* _TASK STATEMENT_: Your answer must be the exact lines from the one holding "What's the underlying" through the end of the entries, with no pictures.

* _RECORDS SUPPLIED_:
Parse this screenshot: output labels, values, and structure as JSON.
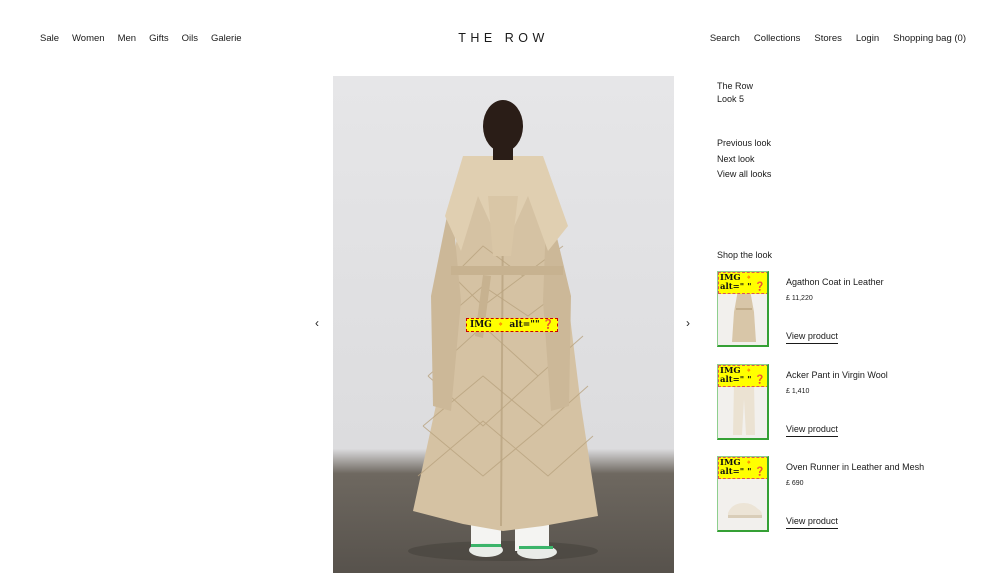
{
  "header": {
    "brand": "THE ROW",
    "nav_left": [
      "Sale",
      "Women",
      "Men",
      "Gifts",
      "Oils",
      "Galerie"
    ],
    "nav_right": [
      "Search",
      "Collections",
      "Stores",
      "Login",
      "Shopping bag (0)"
    ]
  },
  "hero": {
    "img_badge": "IMG 🔸 alt=\"\" ❓",
    "prev_arrow": "‹",
    "next_arrow": "›"
  },
  "look_info": {
    "collection": "The Row",
    "look_number": "Look 5",
    "previous": "Previous look",
    "next": "Next look",
    "view_all": "View all looks"
  },
  "shop": {
    "title": "Shop the look",
    "products": [
      {
        "img_badge": "IMG 🔸 alt=\" \" ❓",
        "name": "Agathon Coat in Leather",
        "price": "£ 11,220",
        "link": "View product"
      },
      {
        "img_badge": "IMG 🔸 alt=\" \" ❓",
        "name": "Acker Pant in Virgin Wool",
        "price": "£ 1,410",
        "link": "View product"
      },
      {
        "img_badge": "IMG 🔸 alt=\" \" ❓",
        "name": "Oven Runner in Leather and Mesh",
        "price": "£ 690",
        "link": "View product"
      }
    ]
  },
  "colors": {
    "text": "#1a1a1a",
    "badge_bg": "#ffff00",
    "thumb_border": "#35a035"
  }
}
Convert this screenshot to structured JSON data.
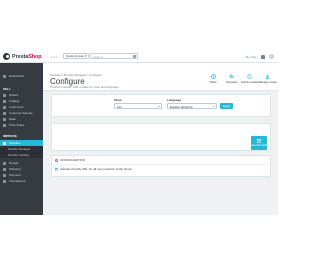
{
  "topbar": {
    "logo_prefix": "Presta",
    "logo_suffix": "Shop",
    "version": "1.7.x",
    "quick_access": "Quick Access ▾",
    "search_placeholder": "Search",
    "shop_link": "My shop",
    "user": "Admin"
  },
  "sidebar": {
    "collapse_label": "Dashboard",
    "sections": [
      {
        "title": "SELL",
        "items": [
          "Orders",
          "Catalog",
          "Customers",
          "Customer Service",
          "Stats",
          "Price Rules"
        ]
      },
      {
        "title": "IMPROVE",
        "items": [
          "Modules"
        ],
        "sub_items": [
          "Module Manager",
          "Module Catalog"
        ]
      },
      {
        "extra_items": [
          "Design",
          "Shipping",
          "Payment",
          "International"
        ]
      }
    ]
  },
  "header": {
    "breadcrumb": [
      "Modules",
      "Module Manager",
      "Configure"
    ],
    "title": "Configure",
    "subtitle": "Product Friendly URL update by shop and language",
    "toolbar": [
      {
        "label": "Back",
        "icon": "back-icon"
      },
      {
        "label": "Translate",
        "icon": "translate-icon"
      },
      {
        "label": "Check update",
        "icon": "refresh-icon"
      },
      {
        "label": "Manage hooks",
        "icon": "download-icon"
      }
    ]
  },
  "filter": {
    "shop_label": "Shop",
    "shop_value": "ALL",
    "language_label": "Language",
    "language_value": "English (English)",
    "apply_label": "Apply"
  },
  "content": {
    "add_label": "Create URL Update"
  },
  "configuration": {
    "title": "Configuration",
    "checkbox_label": "Activate friendly URL for all new products of the shops",
    "checked": true
  },
  "colors": {
    "accent": "#25b9d7",
    "sidebar": "#363a41",
    "brand": "#df0067"
  }
}
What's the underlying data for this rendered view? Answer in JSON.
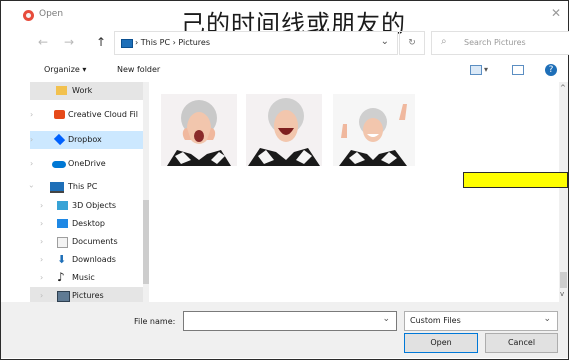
{
  "window": {
    "title": "Open",
    "overlay_text": "己的时间线或朋友的"
  },
  "navigation": {
    "back": "←",
    "forward": "→",
    "up": "↑",
    "address_path": "› This PC › Pictures",
    "search_placeholder": "Search Pictures"
  },
  "toolbar": {
    "organize_label": "Organize ▾",
    "new_folder_label": "New folder"
  },
  "sidebar": {
    "items": [
      {
        "label": "Work",
        "icon": "folder-icon",
        "color": "#f2c14e"
      },
      {
        "label": "Creative Cloud Fil",
        "icon": "creative-cloud-icon",
        "color": "#e64a19"
      },
      {
        "label": "Dropbox",
        "icon": "dropbox-icon",
        "color": "#0061fe"
      },
      {
        "label": "OneDrive",
        "icon": "onedrive-icon",
        "color": "#0078d4"
      },
      {
        "label": "This PC",
        "icon": "this-pc-icon",
        "color": "#1e6fb8"
      },
      {
        "label": "3D Objects",
        "icon": "3d-objects-icon",
        "color": "#38a3d6"
      },
      {
        "label": "Desktop",
        "icon": "desktop-icon",
        "color": "#1e88e5"
      },
      {
        "label": "Documents",
        "icon": "documents-icon",
        "color": "#9e9e9e"
      },
      {
        "label": "Downloads",
        "icon": "downloads-icon",
        "color": "#1e6fb8"
      },
      {
        "label": "Music",
        "icon": "music-icon",
        "color": "#1b1b1b"
      },
      {
        "label": "Pictures",
        "icon": "pictures-icon",
        "color": "#5f7a93"
      }
    ]
  },
  "files": [
    {
      "name": "",
      "icon": "photo-thumbnail-icon"
    },
    {
      "name": "",
      "icon": "photo-thumbnail-icon"
    },
    {
      "name": "",
      "icon": "photo-thumbnail-icon"
    }
  ],
  "footer": {
    "file_name_label": "File name:",
    "file_name_value": "",
    "file_type": "Custom Files",
    "open_label": "Open",
    "cancel_label": "Cancel"
  },
  "colors": {
    "accent": "#0078d7",
    "highlight": "#ffff00"
  }
}
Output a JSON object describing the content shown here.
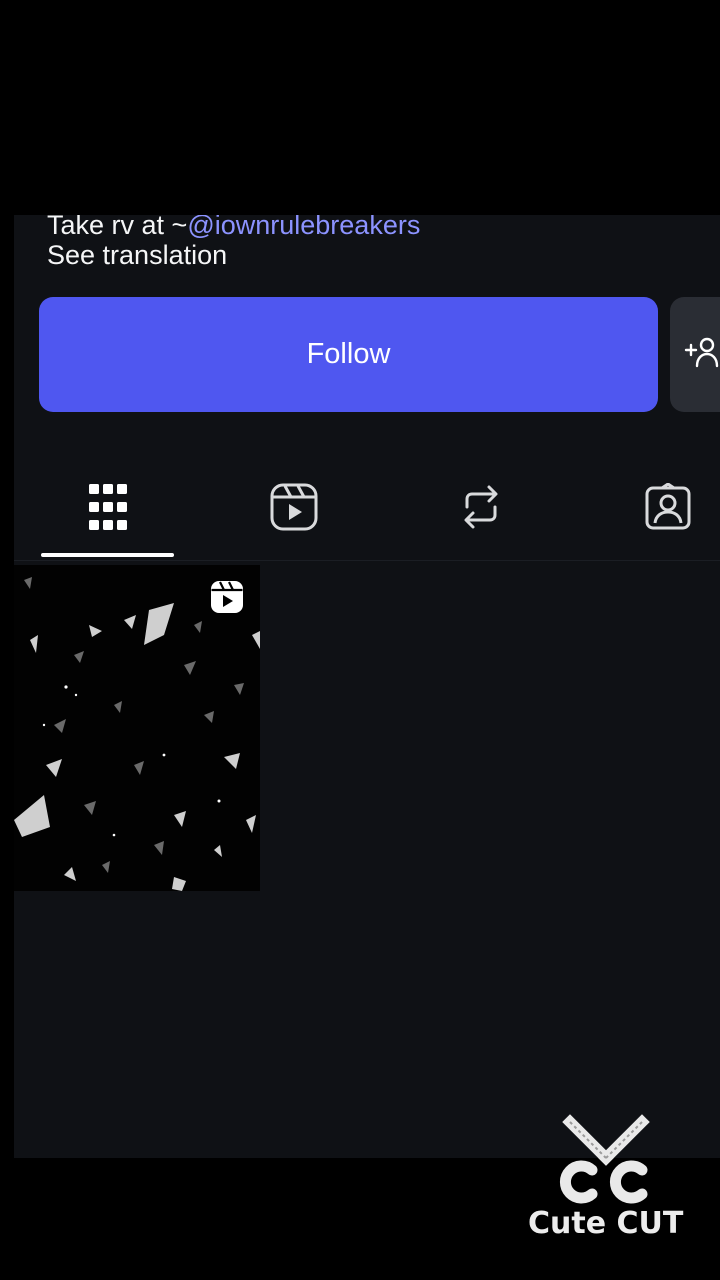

* _TASK OUTPUT_:
What's the underlying data for this rendered view? Answer in JSON.
{
  "window": {
    "title": "Open",
    "overlay_text": "己的时间线或朋友的"
  },
  "navigation": {
    "back": "←",
    "forward": "→",
    "up": "↑",
    "address_path": "› This PC › Pictures",
    "search_placeholder": "Search Pictures"
  },
  "toolbar": {
    "organize_label": "Organize ▾",
    "new_folder_label": "New folder"
  },
  "sidebar": {
    "items": [
      {
        "label": "Work",
        "icon": "folder-icon",
        "color": "#f2c14e"
      },
      {
        "label": "Creative Cloud Fil",
        "icon": "creative-cloud-icon",
        "color": "#e64a19"
      },
      {
        "label": "Dropbox",
        "icon": "dropbox-icon",
        "color": "#0061fe"
      },
      {
        "label": "OneDrive",
        "icon": "onedrive-icon",
        "color": "#0078d4"
      },
      {
        "label": "This PC",
        "icon": "this-pc-icon",
        "color": "#1e6fb8"
      },
      {
        "label": "3D Objects",
        "icon": "3d-objects-icon",
        "color": "#38a3d6"
      },
      {
        "label": "Desktop",
        "icon": "desktop-icon",
        "color": "#1e88e5"
      },
      {
        "label": "Documents",
        "icon": "documents-icon",
        "color": "#9e9e9e"
      },
      {
        "label": "Downloads",
        "icon": "downloads-icon",
        "color": "#1e6fb8"
      },
      {
        "label": "Music",
        "icon": "music-icon",
        "color": "#1b1b1b"
      },
      {
        "label": "Pictures",
        "icon": "pictures-icon",
        "color": "#5f7a93"
      }
    ]
  },
  "files": [
    {
      "name": "",
      "icon": "photo-thumbnail-icon"
    },
    {
      "name": "",
      "icon": "photo-thumbnail-icon"
    },
    {
      "name": "",
      "icon": "photo-thumbnail-icon"
    }
  ],
  "footer": {
    "file_name_label": "File name:",
    "file_name_value": "",
    "file_type": "Custom Files",
    "open_label": "Open",
    "cancel_label": "Cancel"
  },
  "colors": {
    "accent": "#0078d7",
    "highlight": "#ffff00"
  }
}
Output a JSON object describing the content shown here.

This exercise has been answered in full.